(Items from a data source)
☆ ☆ ☆ ☆ ☆ ☆ ☆

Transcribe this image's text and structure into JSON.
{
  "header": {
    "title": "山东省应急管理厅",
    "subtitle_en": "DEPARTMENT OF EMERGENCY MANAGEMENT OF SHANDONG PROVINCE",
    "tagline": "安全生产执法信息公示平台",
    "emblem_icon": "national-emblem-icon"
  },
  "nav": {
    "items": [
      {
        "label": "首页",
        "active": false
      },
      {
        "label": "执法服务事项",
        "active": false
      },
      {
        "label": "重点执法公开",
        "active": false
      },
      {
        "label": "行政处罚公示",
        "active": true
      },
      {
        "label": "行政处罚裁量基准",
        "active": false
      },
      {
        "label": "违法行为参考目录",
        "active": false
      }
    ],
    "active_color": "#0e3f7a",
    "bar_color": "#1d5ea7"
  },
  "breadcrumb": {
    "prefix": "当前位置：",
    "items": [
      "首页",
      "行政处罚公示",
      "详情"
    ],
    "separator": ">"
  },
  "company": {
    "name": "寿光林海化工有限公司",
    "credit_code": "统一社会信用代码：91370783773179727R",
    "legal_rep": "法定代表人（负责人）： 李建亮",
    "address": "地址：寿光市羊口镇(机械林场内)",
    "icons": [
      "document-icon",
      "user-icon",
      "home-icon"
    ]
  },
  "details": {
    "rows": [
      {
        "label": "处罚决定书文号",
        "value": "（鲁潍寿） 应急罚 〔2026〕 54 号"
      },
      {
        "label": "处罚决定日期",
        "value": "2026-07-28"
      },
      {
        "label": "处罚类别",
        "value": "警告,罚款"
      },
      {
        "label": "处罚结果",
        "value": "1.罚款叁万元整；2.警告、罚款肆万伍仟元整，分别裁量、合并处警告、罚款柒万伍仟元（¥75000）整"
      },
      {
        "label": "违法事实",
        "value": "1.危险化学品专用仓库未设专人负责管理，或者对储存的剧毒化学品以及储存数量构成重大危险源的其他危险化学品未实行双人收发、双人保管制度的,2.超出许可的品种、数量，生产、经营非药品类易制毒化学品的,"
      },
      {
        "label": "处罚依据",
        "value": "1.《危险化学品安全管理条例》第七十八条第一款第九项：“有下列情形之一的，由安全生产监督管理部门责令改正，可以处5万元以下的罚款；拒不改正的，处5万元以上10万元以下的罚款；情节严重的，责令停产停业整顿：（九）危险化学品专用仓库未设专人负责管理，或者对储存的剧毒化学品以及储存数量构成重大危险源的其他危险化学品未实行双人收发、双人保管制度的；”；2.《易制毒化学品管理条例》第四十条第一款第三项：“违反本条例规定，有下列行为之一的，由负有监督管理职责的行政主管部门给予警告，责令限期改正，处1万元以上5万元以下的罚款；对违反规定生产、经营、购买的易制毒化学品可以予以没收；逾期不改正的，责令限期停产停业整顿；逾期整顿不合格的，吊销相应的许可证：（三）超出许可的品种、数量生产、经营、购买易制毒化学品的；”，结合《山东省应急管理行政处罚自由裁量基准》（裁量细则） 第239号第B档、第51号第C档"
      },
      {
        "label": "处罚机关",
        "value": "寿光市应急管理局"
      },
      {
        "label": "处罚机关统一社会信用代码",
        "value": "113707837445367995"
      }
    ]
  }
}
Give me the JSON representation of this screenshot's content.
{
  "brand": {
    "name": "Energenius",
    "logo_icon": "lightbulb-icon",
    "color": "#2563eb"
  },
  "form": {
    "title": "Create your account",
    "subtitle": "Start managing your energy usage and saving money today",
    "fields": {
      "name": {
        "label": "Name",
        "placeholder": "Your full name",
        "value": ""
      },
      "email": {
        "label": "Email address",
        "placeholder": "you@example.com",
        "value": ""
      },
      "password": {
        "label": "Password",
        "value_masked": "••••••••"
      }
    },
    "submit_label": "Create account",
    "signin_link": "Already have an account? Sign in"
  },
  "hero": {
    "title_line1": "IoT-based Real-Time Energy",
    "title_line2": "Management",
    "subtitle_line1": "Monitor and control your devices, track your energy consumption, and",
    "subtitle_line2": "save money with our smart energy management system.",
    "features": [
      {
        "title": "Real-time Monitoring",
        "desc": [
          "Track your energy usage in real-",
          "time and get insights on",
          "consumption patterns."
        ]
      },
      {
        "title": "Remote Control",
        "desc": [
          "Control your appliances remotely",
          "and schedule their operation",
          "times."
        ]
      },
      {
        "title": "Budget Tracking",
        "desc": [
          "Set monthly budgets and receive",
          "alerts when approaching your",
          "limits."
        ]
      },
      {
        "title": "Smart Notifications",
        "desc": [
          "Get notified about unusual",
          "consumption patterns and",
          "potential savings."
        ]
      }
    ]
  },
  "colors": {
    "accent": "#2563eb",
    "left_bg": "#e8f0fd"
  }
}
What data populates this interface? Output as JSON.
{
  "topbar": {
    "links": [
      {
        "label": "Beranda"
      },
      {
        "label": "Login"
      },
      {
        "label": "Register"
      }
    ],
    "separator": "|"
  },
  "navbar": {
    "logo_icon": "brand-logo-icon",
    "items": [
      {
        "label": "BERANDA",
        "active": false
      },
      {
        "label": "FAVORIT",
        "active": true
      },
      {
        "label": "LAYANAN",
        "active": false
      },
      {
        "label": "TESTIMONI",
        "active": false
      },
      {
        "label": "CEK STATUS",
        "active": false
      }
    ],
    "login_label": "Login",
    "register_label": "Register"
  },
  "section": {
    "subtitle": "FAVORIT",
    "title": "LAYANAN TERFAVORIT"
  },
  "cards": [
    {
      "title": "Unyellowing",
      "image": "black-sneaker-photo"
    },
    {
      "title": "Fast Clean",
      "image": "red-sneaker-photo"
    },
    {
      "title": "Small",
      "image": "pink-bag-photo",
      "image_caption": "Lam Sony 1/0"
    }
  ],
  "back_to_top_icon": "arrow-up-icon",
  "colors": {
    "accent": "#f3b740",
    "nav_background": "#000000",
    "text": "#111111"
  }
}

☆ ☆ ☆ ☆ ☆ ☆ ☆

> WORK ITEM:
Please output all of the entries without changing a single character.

> YOUR SOLUTION:
Transcribe this image's text and structure into JSON.
{
  "header": {
    "title": "山东省应急管理厅",
    "subtitle_en": "DEPARTMENT OF EMERGENCY MANAGEMENT OF SHANDONG PROVINCE",
    "tagline": "安全生产执法信息公示平台",
    "emblem_icon": "national-emblem-icon"
  },
  "nav": {
    "items": [
      {
        "label": "首页",
        "active": false
      },
      {
        "label": "执法服务事项",
        "active": false
      },
      {
        "label": "重点执法公开",
        "active": false
      },
      {
        "label": "行政处罚公示",
        "active": true
      },
      {
        "label": "行政处罚裁量基准",
        "active": false
      },
      {
        "label": "违法行为参考目录",
        "active": false
      }
    ],
    "active_color": "#0e3f7a",
    "bar_color": "#1d5ea7"
  },
  "breadcrumb": {
    "prefix": "当前位置：",
    "items": [
      "首页",
      "行政处罚公示",
      "详情"
    ],
    "separator": ">"
  },
  "company": {
    "name": "寿光林海化工有限公司",
    "credit_code": "统一社会信用代码：91370783773179727R",
    "legal_rep": "法定代表人（负责人）： 李建亮",
    "address": "地址：寿光市羊口镇(机械林场内)",
    "icons": [
      "document-icon",
      "user-icon",
      "home-icon"
    ]
  },
  "details": {
    "rows": [
      {
        "label": "处罚决定书文号",
        "value": "（鲁潍寿） 应急罚 〔2026〕 54 号"
      },
      {
        "label": "处罚决定日期",
        "value": "2026-07-28"
      },
      {
        "label": "处罚类别",
        "value": "警告,罚款"
      },
      {
        "label": "处罚结果",
        "value": "1.罚款叁万元整；2.警告、罚款肆万伍仟元整，分别裁量、合并处警告、罚款柒万伍仟元（¥75000）整"
      },
      {
        "label": "违法事实",
        "value": "1.危险化学品专用仓库未设专人负责管理，或者对储存的剧毒化学品以及储存数量构成重大危险源的其他危险化学品未实行双人收发、双人保管制度的,2.超出许可的品种、数量，生产、经营非药品类易制毒化学品的,"
      },
      {
        "label": "处罚依据",
        "value": "1.《危险化学品安全管理条例》第七十八条第一款第九项：“有下列情形之一的，由安全生产监督管理部门责令改正，可以处5万元以下的罚款；拒不改正的，处5万元以上10万元以下的罚款；情节严重的，责令停产停业整顿：（九）危险化学品专用仓库未设专人负责管理，或者对储存的剧毒化学品以及储存数量构成重大危险源的其他危险化学品未实行双人收发、双人保管制度的；”；2.《易制毒化学品管理条例》第四十条第一款第三项：“违反本条例规定，有下列行为之一的，由负有监督管理职责的行政主管部门给予警告，责令限期改正，处1万元以上5万元以下的罚款；对违反规定生产、经营、购买的易制毒化学品可以予以没收；逾期不改正的，责令限期停产停业整顿；逾期整顿不合格的，吊销相应的许可证：（三）超出许可的品种、数量生产、经营、购买易制毒化学品的；”，结合《山东省应急管理行政处罚自由裁量基准》（裁量细则） 第239号第B档、第51号第C档"
      },
      {
        "label": "处罚机关",
        "value": "寿光市应急管理局"
      },
      {
        "label": "处罚机关统一社会信用代码",
        "value": "113707837445367995"
      }
    ]
  }
}
Give me the JSON representation of this screenshot's content.
{
  "brand": {
    "name": "Energenius",
    "logo_icon": "lightbulb-icon",
    "color": "#2563eb"
  },
  "form": {
    "title": "Create your account",
    "subtitle": "Start managing your energy usage and saving money today",
    "fields": {
      "name": {
        "label": "Name",
        "placeholder": "Your full name",
        "value": ""
      },
      "email": {
        "label": "Email address",
        "placeholder": "you@example.com",
        "value": ""
      },
      "password": {
        "label": "Password",
        "value_masked": "••••••••"
      }
    },
    "submit_label": "Create account",
    "signin_link": "Already have an account? Sign in"
  },
  "hero": {
    "title_line1": "IoT-based Real-Time Energy",
    "title_line2": "Management",
    "subtitle_line1": "Monitor and control your devices, track your energy consumption, and",
    "subtitle_line2": "save money with our smart energy management system.",
    "features": [
      {
        "title": "Real-time Monitoring",
        "desc": [
          "Track your energy usage in real-",
          "time and get insights on",
          "consumption patterns."
        ]
      },
      {
        "title": "Remote Control",
        "desc": [
          "Control your appliances remotely",
          "and schedule their operation",
          "times."
        ]
      },
      {
        "title": "Budget Tracking",
        "desc": [
          "Set monthly budgets and receive",
          "alerts when approaching your",
          "limits."
        ]
      },
      {
        "title": "Smart Notifications",
        "desc": [
          "Get notified about unusual",
          "consumption patterns and",
          "potential savings."
        ]
      }
    ]
  },
  "colors": {
    "accent": "#2563eb",
    "left_bg": "#e8f0fd"
  }
}
What data populates this interface? Output as JSON.
{
  "topbar": {
    "links": [
      {
        "label": "Beranda"
      },
      {
        "label": "Login"
      },
      {
        "label": "Register"
      }
    ],
    "separator": "|"
  },
  "navbar": {
    "logo_icon": "brand-logo-icon",
    "items": [
      {
        "label": "BERANDA",
        "active": false
      },
      {
        "label": "FAVORIT",
        "active": true
      },
      {
        "label": "LAYANAN",
        "active": false
      },
      {
        "label": "TESTIMONI",
        "active": false
      },
      {
        "label": "CEK STATUS",
        "active": false
      }
    ],
    "login_label": "Login",
    "register_label": "Register"
  },
  "section": {
    "subtitle": "FAVORIT",
    "title": "LAYANAN TERFAVORIT"
  },
  "cards": [
    {
      "title": "Unyellowing",
      "image": "black-sneaker-photo"
    },
    {
      "title": "Fast Clean",
      "image": "red-sneaker-photo"
    },
    {
      "title": "Small",
      "image": "pink-bag-photo",
      "image_caption": "Lam Sony 1/0"
    }
  ],
  "back_to_top_icon": "arrow-up-icon",
  "colors": {
    "accent": "#f3b740",
    "nav_background": "#000000",
    "text": "#111111"
  }
}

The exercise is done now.